Terminal Island Placed on Endangered Places List

A conservation group has named a site at the Port of Los Angeles as one of the 11 most endangered historic places in the US.

In recent years, the Port of Los Angeles has neglected historic buildings at Terminal Island, according to the National Trust for Historic Preservation.

“A (port) plan introduced in 2011 calls for the demolition of more structures and fails to endorse the idea of adaptive reuse,” the NTHP wrote in an announcement of the site’s designation. “Local preservationists fear this plan could be the model for an even larger plan that would permit more needless destruction.”

The remarks are in reference to a port road realignment plan that could require the demolition of three fish canneries, three boat repair buildings and a cannery steam plant, all of which date back from 60 to more than 100 years.

Terminal Island, which is located between the LA and Long Beach harbors, was a major shipbuilding center during both world wars, and was previously known as the center for the US tuna canning industry.

The NTHP says among its goals for Terminal Island are to “change the port plan that restricts use of historic buildings to port functions only” and to “save buildings facing demolition by promoting new uses, ensuring public access and attracting new tenants.”

Port of Los Angeles officials, however, have said the designation is uncalled for and distanced the port from the map of the realignment drawn up by a contractor. Seattle-based Cargo Velocity issued a summary report on the Terminal Island land use plan in January.

“The consultants didn’t accurately portray the realignment. They didn’t nail it down completely,” port planning commissioner David Mathewson told the Los Angeles Times in an article published June 7.

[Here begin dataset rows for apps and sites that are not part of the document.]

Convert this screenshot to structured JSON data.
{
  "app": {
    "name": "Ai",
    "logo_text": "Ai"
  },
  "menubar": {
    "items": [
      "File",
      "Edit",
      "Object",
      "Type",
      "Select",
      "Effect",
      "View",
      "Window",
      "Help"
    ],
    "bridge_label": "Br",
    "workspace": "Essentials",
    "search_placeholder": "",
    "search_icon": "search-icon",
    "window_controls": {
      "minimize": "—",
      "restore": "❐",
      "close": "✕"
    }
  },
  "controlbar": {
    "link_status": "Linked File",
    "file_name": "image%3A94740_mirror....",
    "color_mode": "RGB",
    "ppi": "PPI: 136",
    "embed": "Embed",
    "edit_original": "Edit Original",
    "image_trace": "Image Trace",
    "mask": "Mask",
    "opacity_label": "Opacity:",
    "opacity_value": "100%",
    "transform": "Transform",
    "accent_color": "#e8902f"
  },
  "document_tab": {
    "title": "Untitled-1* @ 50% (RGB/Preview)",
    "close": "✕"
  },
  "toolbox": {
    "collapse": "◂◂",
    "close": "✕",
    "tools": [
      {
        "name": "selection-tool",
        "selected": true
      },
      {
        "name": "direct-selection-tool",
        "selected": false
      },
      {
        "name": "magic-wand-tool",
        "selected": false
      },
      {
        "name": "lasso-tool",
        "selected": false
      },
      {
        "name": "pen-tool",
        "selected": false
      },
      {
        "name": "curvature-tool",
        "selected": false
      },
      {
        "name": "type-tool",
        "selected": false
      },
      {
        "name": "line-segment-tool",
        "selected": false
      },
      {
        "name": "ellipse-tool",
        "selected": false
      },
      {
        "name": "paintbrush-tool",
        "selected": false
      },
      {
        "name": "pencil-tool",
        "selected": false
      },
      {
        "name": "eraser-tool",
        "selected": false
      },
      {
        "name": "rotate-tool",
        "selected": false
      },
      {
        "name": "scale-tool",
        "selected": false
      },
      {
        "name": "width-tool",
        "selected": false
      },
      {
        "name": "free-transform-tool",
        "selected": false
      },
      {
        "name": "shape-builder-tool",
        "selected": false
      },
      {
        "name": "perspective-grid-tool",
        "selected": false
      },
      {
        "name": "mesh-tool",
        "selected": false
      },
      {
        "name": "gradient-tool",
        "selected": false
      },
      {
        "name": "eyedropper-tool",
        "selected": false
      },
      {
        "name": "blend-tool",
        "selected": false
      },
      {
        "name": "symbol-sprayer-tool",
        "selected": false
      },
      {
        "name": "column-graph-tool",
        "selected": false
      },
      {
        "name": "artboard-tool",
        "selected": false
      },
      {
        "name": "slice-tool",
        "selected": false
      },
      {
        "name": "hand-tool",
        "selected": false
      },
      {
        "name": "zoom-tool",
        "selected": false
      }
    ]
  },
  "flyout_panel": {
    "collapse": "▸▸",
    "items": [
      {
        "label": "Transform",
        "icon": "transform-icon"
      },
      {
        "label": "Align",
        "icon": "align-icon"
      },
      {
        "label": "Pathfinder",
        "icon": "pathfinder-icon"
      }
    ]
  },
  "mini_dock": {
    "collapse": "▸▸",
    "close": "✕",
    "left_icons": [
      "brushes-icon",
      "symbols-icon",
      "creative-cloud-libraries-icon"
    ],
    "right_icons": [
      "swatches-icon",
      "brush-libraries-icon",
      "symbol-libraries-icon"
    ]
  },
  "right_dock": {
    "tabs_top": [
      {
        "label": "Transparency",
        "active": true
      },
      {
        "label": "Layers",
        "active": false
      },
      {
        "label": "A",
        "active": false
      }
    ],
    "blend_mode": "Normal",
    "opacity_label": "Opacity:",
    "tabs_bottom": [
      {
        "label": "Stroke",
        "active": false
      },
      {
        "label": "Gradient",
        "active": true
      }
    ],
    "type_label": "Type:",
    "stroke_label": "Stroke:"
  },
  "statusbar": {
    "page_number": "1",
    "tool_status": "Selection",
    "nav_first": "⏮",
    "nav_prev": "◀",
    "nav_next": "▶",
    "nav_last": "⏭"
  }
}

Terminal Island is one of two specific West Coast locations making the NTHP’s annual list, with the other being a portion of Yosemite National Park, also in California.